### Problem description
Copy down the listing below exactly, please, including every line.

──────────────────────────────

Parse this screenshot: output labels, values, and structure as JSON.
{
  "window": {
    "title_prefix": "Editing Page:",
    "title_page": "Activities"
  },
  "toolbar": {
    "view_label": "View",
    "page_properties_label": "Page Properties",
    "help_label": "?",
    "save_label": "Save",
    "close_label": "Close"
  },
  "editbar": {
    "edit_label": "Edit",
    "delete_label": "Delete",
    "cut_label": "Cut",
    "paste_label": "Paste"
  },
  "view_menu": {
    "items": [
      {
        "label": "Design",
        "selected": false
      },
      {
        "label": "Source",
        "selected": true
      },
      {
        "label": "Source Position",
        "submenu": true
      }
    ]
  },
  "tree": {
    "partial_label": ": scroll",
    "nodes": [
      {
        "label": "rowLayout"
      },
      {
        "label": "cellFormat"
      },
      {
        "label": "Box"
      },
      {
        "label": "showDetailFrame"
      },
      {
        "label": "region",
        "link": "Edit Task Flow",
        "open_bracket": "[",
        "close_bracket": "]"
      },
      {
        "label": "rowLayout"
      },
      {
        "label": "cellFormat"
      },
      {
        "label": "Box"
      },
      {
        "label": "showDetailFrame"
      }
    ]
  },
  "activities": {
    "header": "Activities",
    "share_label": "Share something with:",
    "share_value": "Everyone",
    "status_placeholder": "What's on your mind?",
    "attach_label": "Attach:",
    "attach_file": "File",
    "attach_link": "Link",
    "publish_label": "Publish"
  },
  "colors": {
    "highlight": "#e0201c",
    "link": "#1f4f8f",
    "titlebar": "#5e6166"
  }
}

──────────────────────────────

### Solution to this problem
Parse this screenshot: output labels, values, and structure as JSON.
{
  "window": {
    "title_prefix": "Editing Page:",
    "title_page": "Activities"
  },
  "toolbar": {
    "view_label": "View",
    "page_properties_label": "Page Properties",
    "help_label": "?",
    "save_label": "Save",
    "close_label": "Close"
  },
  "editbar": {
    "edit_label": "Edit",
    "delete_label": "Delete",
    "cut_label": "Cut",
    "paste_label": "Paste"
  },
  "view_menu": {
    "items": [
      {
        "label": "Design",
        "selected": false
      },
      {
        "label": "Source",
        "selected": true
      },
      {
        "label": "Source Position",
        "submenu": true
      }
    ]
  },
  "tree": {
    "partial_label": ": scroll",
    "nodes": [
      {
        "label": "rowLayout"
      },
      {
        "label": "cellFormat"
      },
      {
        "label": "Box"
      },
      {
        "label": "showDetailFrame"
      },
      {
        "label": "region",
        "link": "Edit Task Flow",
        "open_bracket": "[",
        "close_bracket": "]"
      },
      {
        "label": "rowLayout"
      },
      {
        "label": "cellFormat"
      },
      {
        "label": "Box"
      },
      {
        "label": "showDetailFrame"
      }
    ]
  },
  "activities": {
    "header": "Activities",
    "share_label": "Share something with:",
    "share_value": "Everyone",
    "status_placeholder": "What's on your mind?",
    "attach_label": "Attach:",
    "attach_file": "File",
    "attach_link": "Link",
    "publish_label": "Publish"
  },
  "colors": {
    "highlight": "#e0201c",
    "link": "#1f4f8f",
    "titlebar": "#5e6166"
  }
}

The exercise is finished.